The building craze seemed to exacerbate generations-old jealousies brought to K. from Romania. Baba X. dismissed the architectural pretensions of Baba S’s new banya by confiding that Baba S.’s birthplace in Romania was even more distant from the provincial town of Baba Dag than was her own. Baba S. chided me for buying melons from Baba Y. “Not sweet,” she pronounced after spitting out the bite she had taken from the piece I cut for her, “not half as sweet as the melons of my sister in the village of H.” Baba Y., growing suspicious of the number of melons I was buying each day threatened to not to sell me a single melon more if it was even rumored that I had offered as much as a slice to Baba S.
I retreated from jealousies to the beach, the cliffs, and into Baba S.’s garden. The garden was an Eden of tomatoes, peppers, eggplants, potatoes, and squashes. Chickens ranged free nearby. Sweet grapes grew on an arbor. The rhythm was simple: Baba S. rose each morning at 6, drank a half-glass of homemade rakia, and worked non-stop until eight o’clock each night. And, no days off on Sundays, not even to attend the village’s newly-built church (architecturally a hybrid crossing of a traditional “Paraklis” (chapel) with the fantasy Balkan-Miami-Las Vegas style beloved of Bulgaria’s new middle class and characteristic of summer villas now sprouting up throughout the village): “Styefko, why should I go to the church? God lives in the sky and right here in my garden!”
In the midst of building craze, real estate speculation, summer people, and new banya, Baba S. was living the traditional life of a subsistence farmer, eating nothing other that what her garden yielded, and laboring all summer simply to produce food for the winter. My offers to help her with her work were declined: “Styefko, your work is to swim and to rest and to write and to photograph.” So, snacking on tomato salads and roasted peppers and sipping rakia (“Styefko, my rakia is pure, distilled without sugar; rakia with sugar makes the head hurt, it is only fit for treating uninvited visitors”), I watched Baba S. pad barefoot through the garden and work endlessly — pruning tomato plants, separating seeds from radish plants, roasting peppers, crushing tomatoes, and boiling hundreds of bottles of homemade tomato juice — pausing only for a moment of gossip or to stare hawk-like at the comings and goings of neighbors and summer people.

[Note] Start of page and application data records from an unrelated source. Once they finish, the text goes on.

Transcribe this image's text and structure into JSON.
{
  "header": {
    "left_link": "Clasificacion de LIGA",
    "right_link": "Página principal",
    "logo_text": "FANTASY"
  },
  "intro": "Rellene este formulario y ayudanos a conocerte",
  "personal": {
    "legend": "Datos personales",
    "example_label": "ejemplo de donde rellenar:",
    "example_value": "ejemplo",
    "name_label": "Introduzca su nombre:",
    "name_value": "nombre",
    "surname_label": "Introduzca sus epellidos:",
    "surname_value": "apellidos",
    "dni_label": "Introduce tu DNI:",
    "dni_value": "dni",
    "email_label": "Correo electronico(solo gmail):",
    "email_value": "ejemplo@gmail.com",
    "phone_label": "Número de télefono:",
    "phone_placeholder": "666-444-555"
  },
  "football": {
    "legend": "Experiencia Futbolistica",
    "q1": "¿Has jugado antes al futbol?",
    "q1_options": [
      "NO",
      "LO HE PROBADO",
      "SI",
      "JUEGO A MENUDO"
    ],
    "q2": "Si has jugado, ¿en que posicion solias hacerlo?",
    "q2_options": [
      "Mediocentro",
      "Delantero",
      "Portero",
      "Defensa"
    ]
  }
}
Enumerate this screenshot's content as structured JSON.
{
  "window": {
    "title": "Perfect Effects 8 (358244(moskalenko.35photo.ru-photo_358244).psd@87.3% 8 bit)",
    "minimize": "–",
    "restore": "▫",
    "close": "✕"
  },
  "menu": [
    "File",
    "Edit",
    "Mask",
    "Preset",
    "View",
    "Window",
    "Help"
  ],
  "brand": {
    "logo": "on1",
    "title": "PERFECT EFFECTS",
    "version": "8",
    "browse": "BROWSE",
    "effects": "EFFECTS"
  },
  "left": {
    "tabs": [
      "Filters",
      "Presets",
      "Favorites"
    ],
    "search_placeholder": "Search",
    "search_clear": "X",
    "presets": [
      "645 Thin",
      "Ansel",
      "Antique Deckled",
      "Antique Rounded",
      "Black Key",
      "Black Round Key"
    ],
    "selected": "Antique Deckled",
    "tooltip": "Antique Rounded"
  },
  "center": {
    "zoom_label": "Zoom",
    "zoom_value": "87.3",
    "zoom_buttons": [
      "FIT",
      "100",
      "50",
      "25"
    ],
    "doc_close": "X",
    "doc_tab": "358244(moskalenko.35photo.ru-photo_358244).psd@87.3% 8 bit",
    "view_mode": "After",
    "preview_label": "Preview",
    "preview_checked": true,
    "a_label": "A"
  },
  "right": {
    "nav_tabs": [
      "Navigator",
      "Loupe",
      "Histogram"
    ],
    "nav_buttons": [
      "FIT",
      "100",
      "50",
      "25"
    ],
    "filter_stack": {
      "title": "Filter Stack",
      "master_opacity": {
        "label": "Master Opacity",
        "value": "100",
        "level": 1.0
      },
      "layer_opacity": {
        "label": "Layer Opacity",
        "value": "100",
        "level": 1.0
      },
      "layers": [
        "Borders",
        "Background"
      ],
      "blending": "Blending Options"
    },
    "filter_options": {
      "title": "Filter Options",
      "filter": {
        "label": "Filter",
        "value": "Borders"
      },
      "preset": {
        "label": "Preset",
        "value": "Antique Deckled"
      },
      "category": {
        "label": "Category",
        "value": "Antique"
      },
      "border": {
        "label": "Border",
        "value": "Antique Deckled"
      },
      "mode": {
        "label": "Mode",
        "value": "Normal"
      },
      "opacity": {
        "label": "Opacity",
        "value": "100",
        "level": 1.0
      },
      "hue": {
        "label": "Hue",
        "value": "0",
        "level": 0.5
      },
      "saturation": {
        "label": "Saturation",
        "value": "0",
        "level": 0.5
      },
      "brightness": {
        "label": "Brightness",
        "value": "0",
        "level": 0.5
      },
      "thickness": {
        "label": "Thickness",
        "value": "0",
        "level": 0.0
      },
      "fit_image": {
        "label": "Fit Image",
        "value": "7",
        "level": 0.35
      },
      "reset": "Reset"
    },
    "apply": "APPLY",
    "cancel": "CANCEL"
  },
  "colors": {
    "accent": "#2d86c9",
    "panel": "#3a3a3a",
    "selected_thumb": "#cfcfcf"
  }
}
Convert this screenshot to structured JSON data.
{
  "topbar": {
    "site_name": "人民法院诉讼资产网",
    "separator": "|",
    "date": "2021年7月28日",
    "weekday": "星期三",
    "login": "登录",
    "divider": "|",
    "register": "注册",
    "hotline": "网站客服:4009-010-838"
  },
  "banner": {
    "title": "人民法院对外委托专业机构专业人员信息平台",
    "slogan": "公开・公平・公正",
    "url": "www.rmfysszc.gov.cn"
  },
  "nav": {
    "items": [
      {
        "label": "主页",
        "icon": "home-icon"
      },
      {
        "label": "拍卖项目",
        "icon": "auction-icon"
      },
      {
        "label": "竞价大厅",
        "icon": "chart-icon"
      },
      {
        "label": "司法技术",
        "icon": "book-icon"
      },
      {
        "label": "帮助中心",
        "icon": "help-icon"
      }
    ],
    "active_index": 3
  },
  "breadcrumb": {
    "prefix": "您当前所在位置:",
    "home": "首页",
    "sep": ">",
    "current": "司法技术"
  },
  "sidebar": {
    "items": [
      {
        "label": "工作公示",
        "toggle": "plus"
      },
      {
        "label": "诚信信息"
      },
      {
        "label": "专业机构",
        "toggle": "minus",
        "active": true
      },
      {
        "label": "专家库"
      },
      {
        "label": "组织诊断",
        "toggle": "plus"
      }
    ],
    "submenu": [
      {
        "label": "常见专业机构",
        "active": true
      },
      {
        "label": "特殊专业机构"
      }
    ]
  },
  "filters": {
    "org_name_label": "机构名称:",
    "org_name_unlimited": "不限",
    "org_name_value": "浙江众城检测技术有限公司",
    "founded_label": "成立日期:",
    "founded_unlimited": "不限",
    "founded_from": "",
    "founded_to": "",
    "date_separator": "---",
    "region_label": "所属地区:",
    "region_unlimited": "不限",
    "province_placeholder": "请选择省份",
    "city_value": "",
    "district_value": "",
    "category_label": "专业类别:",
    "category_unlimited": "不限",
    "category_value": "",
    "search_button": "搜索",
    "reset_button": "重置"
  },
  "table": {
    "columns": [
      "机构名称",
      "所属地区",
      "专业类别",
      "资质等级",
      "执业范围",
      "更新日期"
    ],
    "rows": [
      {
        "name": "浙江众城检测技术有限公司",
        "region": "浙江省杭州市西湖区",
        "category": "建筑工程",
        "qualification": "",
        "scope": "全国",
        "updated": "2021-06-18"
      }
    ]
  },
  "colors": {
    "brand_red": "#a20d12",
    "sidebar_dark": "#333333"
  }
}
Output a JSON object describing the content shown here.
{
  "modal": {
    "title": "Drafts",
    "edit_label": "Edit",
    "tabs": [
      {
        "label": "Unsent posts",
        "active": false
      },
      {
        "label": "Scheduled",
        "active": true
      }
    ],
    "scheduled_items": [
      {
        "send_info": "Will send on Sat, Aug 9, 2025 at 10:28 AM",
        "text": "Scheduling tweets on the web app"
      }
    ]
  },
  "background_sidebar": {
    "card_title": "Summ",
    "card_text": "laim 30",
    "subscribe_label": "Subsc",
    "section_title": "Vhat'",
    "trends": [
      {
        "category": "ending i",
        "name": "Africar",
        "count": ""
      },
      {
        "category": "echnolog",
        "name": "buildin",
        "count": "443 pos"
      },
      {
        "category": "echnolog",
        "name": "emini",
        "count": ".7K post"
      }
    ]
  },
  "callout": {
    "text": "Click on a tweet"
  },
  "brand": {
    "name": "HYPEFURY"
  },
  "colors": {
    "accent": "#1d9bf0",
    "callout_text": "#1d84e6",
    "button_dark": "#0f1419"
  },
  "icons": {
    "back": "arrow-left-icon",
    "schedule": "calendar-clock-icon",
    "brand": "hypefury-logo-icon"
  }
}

Ovid may have described Baba S.’s ancestors as frightening, marauding warriors, but in Baba S.’s garden peace and a higher form of spirituality reigned. For someone frazzled by urban life, the garden was an ashram in which to learn the secrets of inner calm. Baba S. worked task-by-task, concentrating on one thing at a time, putting no task, no matter how tedious, aside until it was finished. And all was done in silence, only the sound of the wind was to be heard; no music played and no television blared. (“Styefko, go look inside it,” said Grandmother S. referring to her doily-bedecked ancient television, maybe one of the lamps is broken.”)
Tonight I write from my desk in Sofia. I am frantically “multitasking” — switching back and forth between writing, internet, telephone, and packing for a work trip. Only a fading suntan, a glass of Baba S.’s rakia, and a plate of her preserved peppers remain to remind me of the village of K. The last of the summer people have probably left by now and the construction of villas stopped until next season. Only the old people remain. I will miss the sea and the landscape of the north, the sound of the wind, the peace of Baba S.’s garden, and the presence of someone calmly working on one task at a time. “What will you do this winter?” I had asked Baba S. while I prepared for the long drive back to Sofia. “I will stay here alone and rest for next summer,” she replied, “there is no one else to feed the chickens.”
I’ll return next summer to savor the eggs.